You probably know that what people see "above the fold" - in the first screen visible without scrolling - on whatever page of your website they land on is going to have to do the job of drawing them deeper into the site. And if within a few seconds they don't see what they're looking for, they'll be gone.
Although when viewing your pages in your own system you may be seeing irresistible content above the fold, are you sure visitors are seeing the same?
To assume so could be a very bad assumption, depending on:
- how your site is coded
- the device on which your visitor is viewing your site
- the screen resolution of the visitor's browser
With a couple of free tools and a bit of work. you can take the guesswork out of discovering how many visitors to your site are seeing it on how big a screen, and what's visible to them above the fold.
Before you start, some things you need to know:
- You need to have a Google Analytics account that's been running long enough to produce some data.
- On a Windows PC, you need to be running Windows 7 or later for Google Chrome to work correctly.
- You need to have the latest compatible version of Google Chrome installed.
First, log in to your Google Analytics account and in the left-side menu, expand Audience, then expand Mobile and click on Overview:
That should take you to a screen like this:
Once there, click on the Secondary Dimension dropdown arrow, key "browser size" into the search field, and the green Browser Size link should pop up, like this:
Click the green Browser Size link, and the table below the graph should now display a list of all the browser sizes visitors to your site used during whatever time period you've chosen, along with (among other things) numbers of Users and average Bounce Rates for each browser size, like this:
Note the three things I've highlighted in that screencap:
Because this table may have thousands of lines, you may want to look at desktop, mobile, etc. devices one group at a time. To do that, in the search field at the top enter "desktop" or whatever, and the table will display Desktop devices only. In our example, for simplicity, I'm just going to work with the raw list, as in the screencap.
Now look at line #8: desktops with 800x600 screen resolution.
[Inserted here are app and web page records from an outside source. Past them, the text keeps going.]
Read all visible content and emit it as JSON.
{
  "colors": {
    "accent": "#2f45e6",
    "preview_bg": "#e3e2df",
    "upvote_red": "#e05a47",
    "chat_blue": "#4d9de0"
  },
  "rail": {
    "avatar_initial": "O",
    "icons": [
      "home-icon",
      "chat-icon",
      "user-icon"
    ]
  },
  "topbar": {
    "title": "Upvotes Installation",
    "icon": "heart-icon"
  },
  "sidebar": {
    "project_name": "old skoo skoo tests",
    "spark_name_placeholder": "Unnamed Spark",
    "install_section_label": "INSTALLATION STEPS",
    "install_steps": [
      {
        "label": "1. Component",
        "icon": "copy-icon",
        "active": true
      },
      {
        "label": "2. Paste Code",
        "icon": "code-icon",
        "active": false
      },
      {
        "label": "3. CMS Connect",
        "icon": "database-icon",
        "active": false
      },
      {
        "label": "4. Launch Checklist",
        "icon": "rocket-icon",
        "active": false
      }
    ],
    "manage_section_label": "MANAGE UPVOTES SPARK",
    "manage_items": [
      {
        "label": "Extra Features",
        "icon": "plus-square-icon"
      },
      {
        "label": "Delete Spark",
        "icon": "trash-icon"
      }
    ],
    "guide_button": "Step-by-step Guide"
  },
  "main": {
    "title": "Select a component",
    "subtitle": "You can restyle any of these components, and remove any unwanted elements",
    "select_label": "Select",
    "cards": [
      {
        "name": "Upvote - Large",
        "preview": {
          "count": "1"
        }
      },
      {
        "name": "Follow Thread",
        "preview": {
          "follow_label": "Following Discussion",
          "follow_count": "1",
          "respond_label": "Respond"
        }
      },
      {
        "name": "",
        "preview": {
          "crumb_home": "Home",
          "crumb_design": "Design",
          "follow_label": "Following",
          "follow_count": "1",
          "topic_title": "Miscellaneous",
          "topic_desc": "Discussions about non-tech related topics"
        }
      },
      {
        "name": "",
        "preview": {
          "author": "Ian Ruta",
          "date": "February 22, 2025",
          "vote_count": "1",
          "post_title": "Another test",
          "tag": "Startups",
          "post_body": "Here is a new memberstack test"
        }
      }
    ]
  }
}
What's interesting about this device/resolution combination is that the Bounce Rate is 100%. 661 people viewed a landing page on our site using a desktop device with 800x600 resolution, and every one of them clicked away without going farther into the site.
Obviously these people didn't find what they expected to find above the fold (or if they stayed long enough to scroll, below the fold either).
So: what did these people with 800x600 screen resolutions see on your landing page?
To find that out we need the Google Chrome browser running on Windows 7 or later and the Window Resizer extension developed by Ionut Botizan.
Just open Chrome, go to the Chrome Web Store and search for "window resizer":
Among the search results you should see this:
Install that extension.
Then open your website in Chrome. At top right in the Chrome toolbar you should now see the Window Resizer icon. Click on that to open it, like this:
Notice that you can click any of the preset resolutions, or use the 2 boxes at the bottom to key in any other resolution.
The above-the-fold part of the home page of our site, with 1440x900 resolution, looks like this:
There's a fair amount of interesting stuff visible there.
But then in Window Resizer, change the screen resolution to 800x600 - by keying those numbers into the 2 boxes at the bottom, as 800x600 isn't one of the presets - and see what those people with browsers set at 800x600 are seeing:
Obviously, if we want to draw people with 800x600 browser resolutions into the site, we need a redesign - maybe starting with reducing the amount of screen real estate occupied by the logo header and big photo, and putting a link to a meaningful free offer at the top of the left column.